A state of matter in which molecules show a long-range orientational order and no positional order is called a nematic liquid crystal. The best known and most widely used (for example, in modern displays) is the uniaxial nematic, with the rod-like molecules aligned along a single axis, called the director. When the molecules are chiral, the director twists in space, drawing a right-angle helicoid and remaining perpendicular to the helix axis; the structure is called a chiral nematic. Here using transmission electron and optical microscopy, we experimentally demonstrate a new nematic order, formed by achiral molecules, in which the director follows an oblique helicoid, maintaining a constant oblique angle with the helix axis and experiencing twist and bend. The oblique helicoids have a nanoscale pitch. The new twist-bend nematic represents a structural link between the uniaxial nematic (no tilt) and a chiral nematic (helicoids with right-angle tilt).
Borshch, V., Kim, Y. K., Xiang, J., Gao, M., Jakli, A., Panov, V. P., Vij, J. K., Imrie, C. T., Tampa, M. G., Mehl, G. H., & Lavrentovich, O. D. (2013). Nematic Twist-Bend Phase with Nanoscale Modulation of Molecular Orientation.
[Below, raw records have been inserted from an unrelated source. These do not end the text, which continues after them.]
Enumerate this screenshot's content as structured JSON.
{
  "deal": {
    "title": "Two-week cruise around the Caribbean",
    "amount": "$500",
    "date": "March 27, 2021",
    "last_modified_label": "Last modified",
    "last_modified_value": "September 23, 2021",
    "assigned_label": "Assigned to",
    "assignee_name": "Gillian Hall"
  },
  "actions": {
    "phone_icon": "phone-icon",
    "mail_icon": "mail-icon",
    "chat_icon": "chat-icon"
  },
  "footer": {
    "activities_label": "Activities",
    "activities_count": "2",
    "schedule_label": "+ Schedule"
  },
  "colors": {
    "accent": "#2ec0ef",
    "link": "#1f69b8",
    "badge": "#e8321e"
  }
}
Nature Communications, 4, . https://doi.org/10.1038/ncomms3635